Entries from a dataset of interfaces
++++++++++++++++++++
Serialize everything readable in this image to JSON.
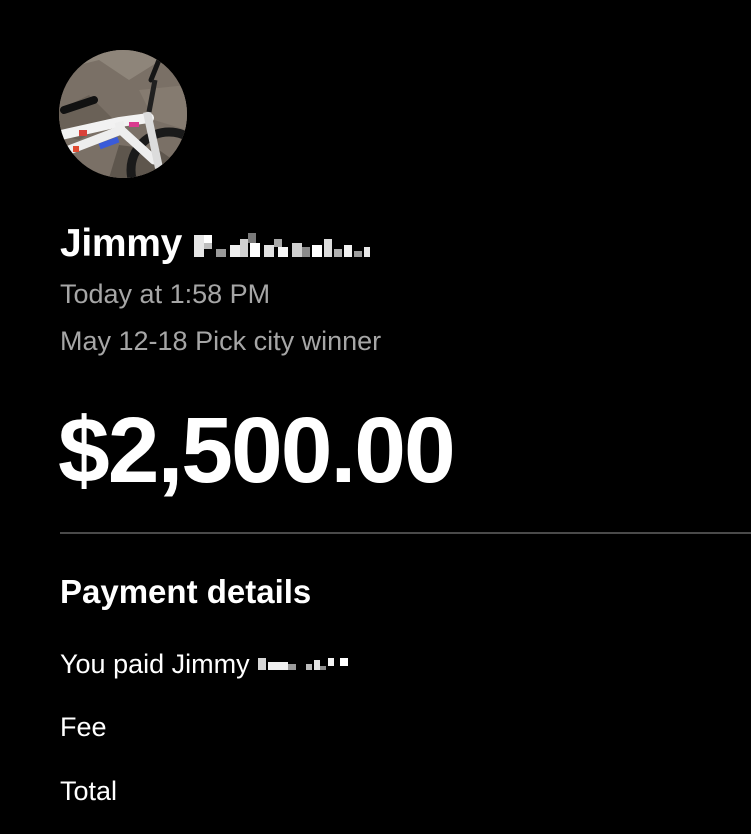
{
  "payment": {
    "payer_first_name": "Jimmy",
    "timestamp": "Today at 1:58 PM",
    "note": "May 12-18 Pick city winner",
    "amount": "$2,500.00"
  },
  "details": {
    "title": "Payment details",
    "paid_label": "You paid Jimmy",
    "fee_label": "Fee",
    "total_label": "Total"
  },
  "icons": {
    "avatar": "bmx-bike-photo-avatar",
    "redaction": "pixelated-redaction"
  },
  "colors": {
    "background": "#000000",
    "primary_text": "#ffffff",
    "secondary_text": "#a6a6a6",
    "divider": "#4a4a4a"
  }
}
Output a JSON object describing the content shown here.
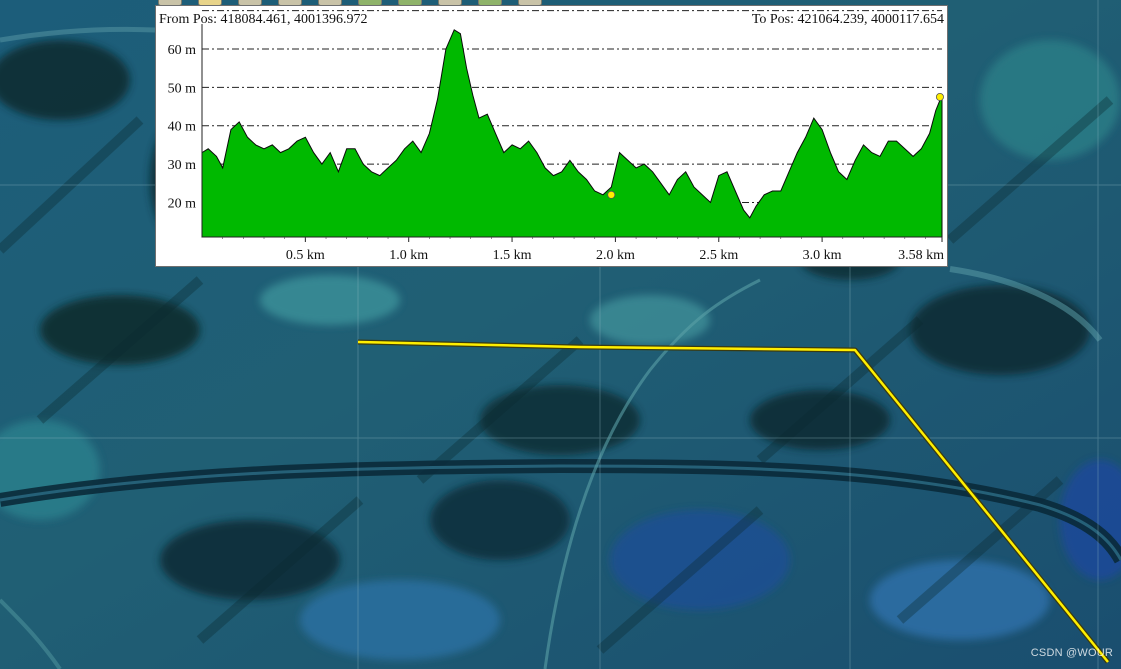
{
  "profile_window": {
    "from_pos": "From Pos: 418084.461, 4001396.972",
    "to_pos": "To Pos: 421064.239, 4000117.654"
  },
  "colors": {
    "profile_fill": "#00b900",
    "route_line": "#ffee00",
    "marker": "#ffee00"
  },
  "watermark": "CSDN @WOUR",
  "chart_data": {
    "type": "area",
    "title": "",
    "xlabel": "",
    "ylabel": "",
    "x_unit": "km",
    "y_unit": "m",
    "xlim": [
      0,
      3.58
    ],
    "ylim": [
      11,
      66
    ],
    "x_ticks": [
      {
        "value": 0.5,
        "label": "0.5 km"
      },
      {
        "value": 1.0,
        "label": "1.0 km"
      },
      {
        "value": 1.5,
        "label": "1.5 km"
      },
      {
        "value": 2.0,
        "label": "2.0 km"
      },
      {
        "value": 2.5,
        "label": "2.5 km"
      },
      {
        "value": 3.0,
        "label": "3.0 km"
      },
      {
        "value": 3.58,
        "label": "3.58 km"
      }
    ],
    "y_ticks": [
      {
        "value": 20,
        "label": "20 m"
      },
      {
        "value": 30,
        "label": "30 m"
      },
      {
        "value": 40,
        "label": "40 m"
      },
      {
        "value": 50,
        "label": "50 m"
      },
      {
        "value": 60,
        "label": "60 m"
      }
    ],
    "grid": "horizontal dash-dot",
    "markers": [
      {
        "x": 1.98,
        "y": 22
      },
      {
        "x": 3.57,
        "y": 47.5
      }
    ],
    "series": [
      {
        "x": [
          0.0,
          0.03,
          0.07,
          0.1,
          0.14,
          0.18,
          0.22,
          0.26,
          0.3,
          0.34,
          0.38,
          0.42,
          0.46,
          0.5,
          0.54,
          0.58,
          0.62,
          0.66,
          0.7,
          0.74,
          0.78,
          0.82,
          0.86,
          0.9,
          0.94,
          0.98,
          1.02,
          1.06,
          1.1,
          1.14,
          1.18,
          1.22,
          1.25,
          1.28,
          1.31,
          1.34,
          1.38,
          1.42,
          1.46,
          1.5,
          1.54,
          1.58,
          1.62,
          1.66,
          1.7,
          1.74,
          1.78,
          1.82,
          1.86,
          1.9,
          1.94,
          1.98,
          2.02,
          2.06,
          2.1,
          2.14,
          2.18,
          2.22,
          2.26,
          2.3,
          2.34,
          2.38,
          2.42,
          2.46,
          2.5,
          2.54,
          2.58,
          2.62,
          2.65,
          2.68,
          2.72,
          2.76,
          2.8,
          2.84,
          2.88,
          2.92,
          2.96,
          3.0,
          3.04,
          3.08,
          3.12,
          3.16,
          3.2,
          3.24,
          3.28,
          3.32,
          3.36,
          3.4,
          3.44,
          3.48,
          3.52,
          3.55,
          3.58
        ],
        "y": [
          33,
          34,
          32,
          29,
          39,
          41,
          37,
          35,
          34,
          35,
          33,
          34,
          36,
          37,
          33,
          30,
          33,
          28,
          34,
          34,
          30,
          28,
          27,
          29,
          31,
          34,
          36,
          33,
          38,
          47,
          60,
          65,
          64,
          55,
          48,
          42,
          43,
          38,
          33,
          35,
          34,
          36,
          33,
          29,
          27,
          28,
          31,
          28,
          26,
          23,
          22,
          24,
          33,
          31,
          29,
          30,
          28,
          25,
          22,
          26,
          28,
          24,
          22,
          20,
          27,
          28,
          23,
          18,
          16,
          19,
          22,
          23,
          23,
          28,
          33,
          37,
          42,
          39,
          33,
          28,
          26,
          31,
          35,
          33,
          32,
          36,
          36,
          34,
          32,
          34,
          38,
          44,
          48
        ]
      }
    ]
  }
}
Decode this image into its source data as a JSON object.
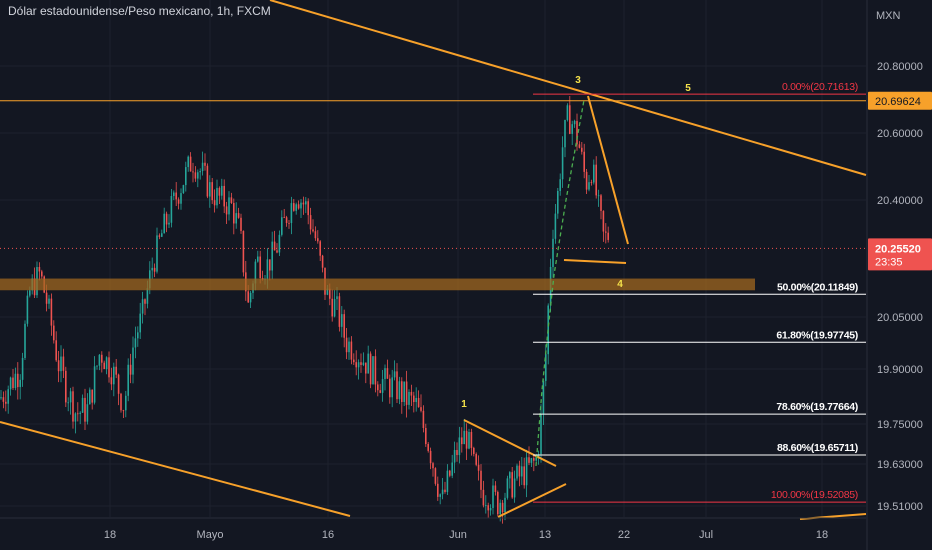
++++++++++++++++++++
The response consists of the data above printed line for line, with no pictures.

** Task response **
Serialize everything readable in this image to JSON.
{
  "payment": {
    "payer_first_name": "Jimmy",
    "timestamp": "Today at 1:58 PM",
    "note": "May 12-18 Pick city winner",
    "amount": "$2,500.00"
  },
  "details": {
    "title": "Payment details",
    "paid_label": "You paid Jimmy",
    "fee_label": "Fee",
    "total_label": "Total"
  },
  "icons": {
    "avatar": "bmx-bike-photo-avatar",
    "redaction": "pixelated-redaction"
  },
  "colors": {
    "background": "#000000",
    "primary_text": "#ffffff",
    "secondary_text": "#a6a6a6",
    "divider": "#4a4a4a"
  }
}
Output a JSON object describing the content shown here.
{
  "profile_window": {
    "from_pos": "From Pos: 418084.461, 4001396.972",
    "to_pos": "To Pos: 421064.239, 4000117.654"
  },
  "colors": {
    "profile_fill": "#00b900",
    "route_line": "#ffee00",
    "marker": "#ffee00"
  },
  "watermark": "CSDN @WOUR",
  "chart_data": {
    "type": "area",
    "title": "",
    "xlabel": "",
    "ylabel": "",
    "x_unit": "km",
    "y_unit": "m",
    "xlim": [
      0,
      3.58
    ],
    "ylim": [
      11,
      66
    ],
    "x_ticks": [
      {
        "value": 0.5,
        "label": "0.5 km"
      },
      {
        "value": 1.0,
        "label": "1.0 km"
      },
      {
        "value": 1.5,
        "label": "1.5 km"
      },
      {
        "value": 2.0,
        "label": "2.0 km"
      },
      {
        "value": 2.5,
        "label": "2.5 km"
      },
      {
        "value": 3.0,
        "label": "3.0 km"
      },
      {
        "value": 3.58,
        "label": "3.58 km"
      }
    ],
    "y_ticks": [
      {
        "value": 20,
        "label": "20 m"
      },
      {
        "value": 30,
        "label": "30 m"
      },
      {
        "value": 40,
        "label": "40 m"
      },
      {
        "value": 50,
        "label": "50 m"
      },
      {
        "value": 60,
        "label": "60 m"
      }
    ],
    "grid": "horizontal dash-dot",
    "markers": [
      {
        "x": 1.98,
        "y": 22
      },
      {
        "x": 3.57,
        "y": 47.5
      }
    ],
    "series": [
      {
        "x": [
          0.0,
          0.03,
          0.07,
          0.1,
          0.14,
          0.18,
          0.22,
          0.26,
          0.3,
          0.34,
          0.38,
          0.42,
          0.46,
          0.5,
          0.54,
          0.58,
          0.62,
          0.66,
          0.7,
          0.74,
          0.78,
          0.82,
          0.86,
          0.9,
          0.94,
          0.98,
          1.02,
          1.06,
          1.1,
          1.14,
          1.18,
          1.22,
          1.25,
          1.28,
          1.31,
          1.34,
          1.38,
          1.42,
          1.46,
          1.5,
          1.54,
          1.58,
          1.62,
          1.66,
          1.7,
          1.74,
          1.78,
          1.82,
          1.86,
          1.9,
          1.94,
          1.98,
          2.02,
          2.06,
          2.1,
          2.14,
          2.18,
          2.22,
          2.26,
          2.3,
          2.34,
          2.38,
          2.42,
          2.46,
          2.5,
          2.54,
          2.58,
          2.62,
          2.65,
          2.68,
          2.72,
          2.76,
          2.8,
          2.84,
          2.88,
          2.92,
          2.96,
          3.0,
          3.04,
          3.08,
          3.12,
          3.16,
          3.2,
          3.24,
          3.28,
          3.32,
          3.36,
          3.4,
          3.44,
          3.48,
          3.52,
          3.55,
          3.58
        ],
        "y": [
          33,
          34,
          32,
          29,
          39,
          41,
          37,
          35,
          34,
          35,
          33,
          34,
          36,
          37,
          33,
          30,
          33,
          28,
          34,
          34,
          30,
          28,
          27,
          29,
          31,
          34,
          36,
          33,
          38,
          47,
          60,
          65,
          64,
          55,
          48,
          42,
          43,
          38,
          33,
          35,
          34,
          36,
          33,
          29,
          27,
          28,
          31,
          28,
          26,
          23,
          22,
          24,
          33,
          31,
          29,
          30,
          28,
          25,
          22,
          26,
          28,
          24,
          22,
          20,
          27,
          28,
          23,
          18,
          16,
          19,
          22,
          23,
          23,
          28,
          33,
          37,
          42,
          39,
          33,
          28,
          26,
          31,
          35,
          33,
          32,
          36,
          36,
          34,
          32,
          34,
          38,
          44,
          48
        ]
      }
    ]
  }
}
Decode this image into its source data as a JSON object.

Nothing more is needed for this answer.